Architectural Programming for Schools

Programming is a critical pre-design task that engages all stakeholders in a collaborative process of defining the goals for a project. It is a massive information gathering exercise that translates complex relationships into a clear road map for the design process to follow.

While teachers and students grace the hallways and classrooms of facilities they learn how to navigate the school; They locate important areas like the cafeteria, and establish routes that lead to restrooms and classrooms in the most efficient manner. Do they ever wonder about the size of certain spaces, the number of offices, or why some areas seem to have a specialized purpose? If the program was well-developed, they probably do not, as the spaces should comfortably and unobtrusively support the users.

School buildings have become more complex and more flexible in recent years. The impact of curriculum delivery on space design is more evident than ever before.

Each space needs to respond to the needs of the individual, small group, and large group interactions. Curriculum needs and instructional approaches should drive the process.

No longer can we program schools based on the simple math of multiplying the number of classrooms by 25 students. Comprehensive architectural programming now combines the client's needs, current district policy, and specialized academic programs with building codes and regulations, safety requirements for specialized equipment, ADA accessibility, cost limitations, sustainability, required adjacencies, flow of people, equipment and materials, and even social impacts.

A thorough programming process saves money and provides clarity as potential problems are identified at an early stage in the design, when changes are the least disruptive and least costly.
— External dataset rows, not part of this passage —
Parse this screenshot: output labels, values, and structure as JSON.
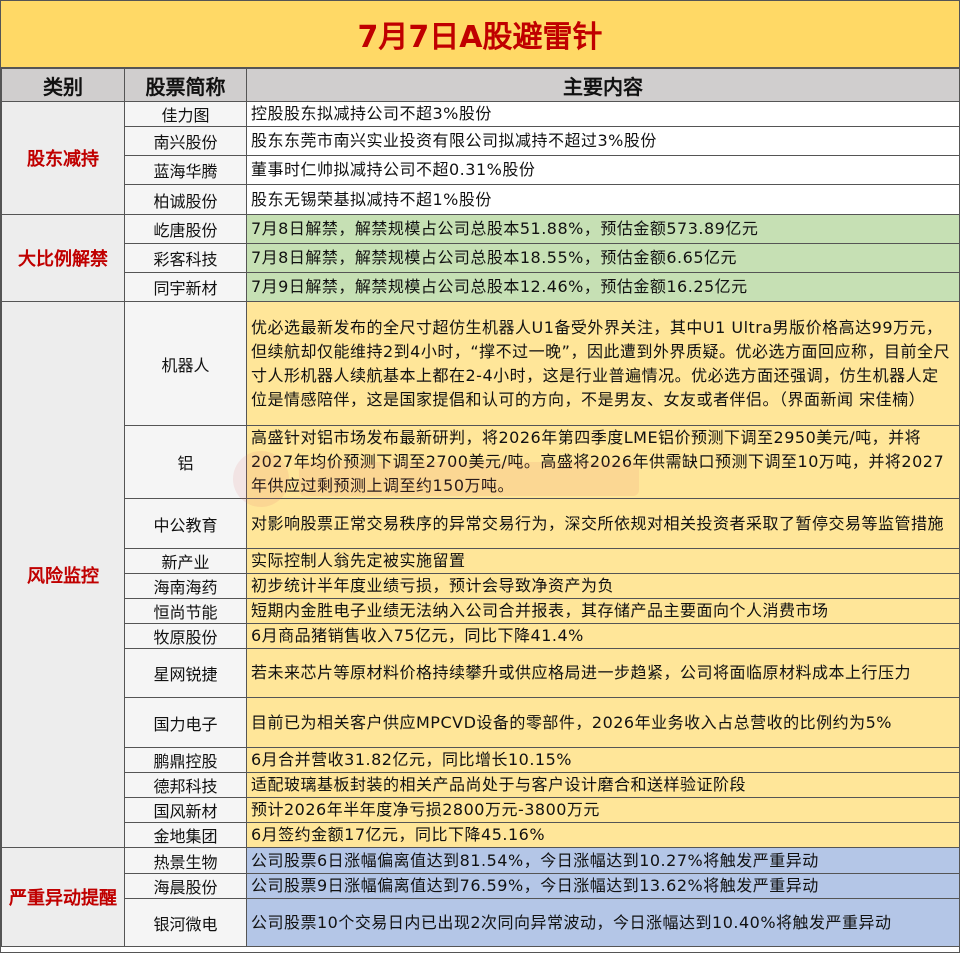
{
  "title": "7月7日A股避雷针",
  "headers": {
    "category": "类别",
    "stock": "股票简称",
    "content": "主要内容"
  },
  "groups": [
    {
      "category": "股东减持",
      "rows": [
        {
          "stock": "佳力图",
          "content": "控股股东拟减持公司不超3%股份"
        },
        {
          "stock": "南兴股份",
          "content": "股东东莞市南兴实业投资有限公司拟减持不超过3%股份"
        },
        {
          "stock": "蓝海华腾",
          "content": "董事时仁帅拟减持公司不超0.31%股份"
        },
        {
          "stock": "柏诚股份",
          "content": "股东无锡荣基拟减持不超1%股份"
        }
      ]
    },
    {
      "category": "大比例解禁",
      "rows": [
        {
          "stock": "屹唐股份",
          "content": "7月8日解禁，解禁规模占公司总股本51.88%，预估金额573.89亿元"
        },
        {
          "stock": "彩客科技",
          "content": "7月8日解禁，解禁规模占公司总股本18.55%，预估金额6.65亿元"
        },
        {
          "stock": "同宇新材",
          "content": "7月9日解禁，解禁规模占公司总股本12.46%，预估金额16.25亿元"
        }
      ]
    },
    {
      "category": "风险监控",
      "rows": [
        {
          "stock": "机器人",
          "content": "优必选最新发布的全尺寸超仿生机器人U1备受外界关注，其中U1 Ultra男版价格高达99万元，但续航却仅能维持2到4小时，“撑不过一晚”，因此遭到外界质疑。优必选方面回应称，目前全尺寸人形机器人续航基本上都在2-4小时，这是行业普遍情况。优必选方面还强调，仿生机器人定位是情感陪伴，这是国家提倡和认可的方向，不是男友、女友或者伴侣。（界面新闻 宋佳楠）"
        },
        {
          "stock": "铝",
          "content": "高盛针对铝市场发布最新研判，将2026年第四季度LME铝价预测下调至2950美元/吨，并将2027年均价预测下调至2700美元/吨。高盛将2026年供需缺口预测下调至10万吨，并将2027年供应过剩预测上调至约150万吨。"
        },
        {
          "stock": "中公教育",
          "content": "对影响股票正常交易秩序的异常交易行为，深交所依规对相关投资者采取了暂停交易等监管措施"
        },
        {
          "stock": "新产业",
          "content": "实际控制人翁先定被实施留置"
        },
        {
          "stock": "海南海药",
          "content": "初步统计半年度业绩亏损，预计会导致净资产为负"
        },
        {
          "stock": "恒尚节能",
          "content": "短期内金胜电子业绩无法纳入公司合并报表，其存储产品主要面向个人消费市场"
        },
        {
          "stock": "牧原股份",
          "content": "6月商品猪销售收入75亿元，同比下降41.4%"
        },
        {
          "stock": "星网锐捷",
          "content": "若未来芯片等原材料价格持续攀升或供应格局进一步趋紧，公司将面临原材料成本上行压力"
        },
        {
          "stock": "国力电子",
          "content": "目前已为相关客户供应MPCVD设备的零部件，2026年业务收入占总营收的比例约为5%"
        },
        {
          "stock": "鹏鼎控股",
          "content": "6月合并营收31.82亿元，同比增长10.15%"
        },
        {
          "stock": "德邦科技",
          "content": "适配玻璃基板封装的相关产品尚处于与客户设计磨合和送样验证阶段"
        },
        {
          "stock": "国风新材",
          "content": "预计2026年半年度净亏损2800万元-3800万元"
        },
        {
          "stock": "金地集团",
          "content": "6月签约金额17亿元，同比下降45.16%"
        }
      ]
    },
    {
      "category": "严重异动提醒",
      "rows": [
        {
          "stock": "热景生物",
          "content": "公司股票6日涨幅偏离值达到81.54%，今日涨幅达到10.27%将触发严重异动"
        },
        {
          "stock": "海晨股份",
          "content": "公司股票9日涨幅偏离值达到76.59%，今日涨幅达到13.62%将触发严重异动"
        },
        {
          "stock": "银河微电",
          "content": "公司股票10个交易日内已出现2次同向异常波动，今日涨幅达到10.40%将触发严重异动"
        }
      ]
    }
  ]
}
As time goes on, the impact of changes gets more expensive and slows down the design and construction process. Staying within budget and on schedule is crucial for school districts, as we must be cognizant of the constant use of public funds for these facilities.'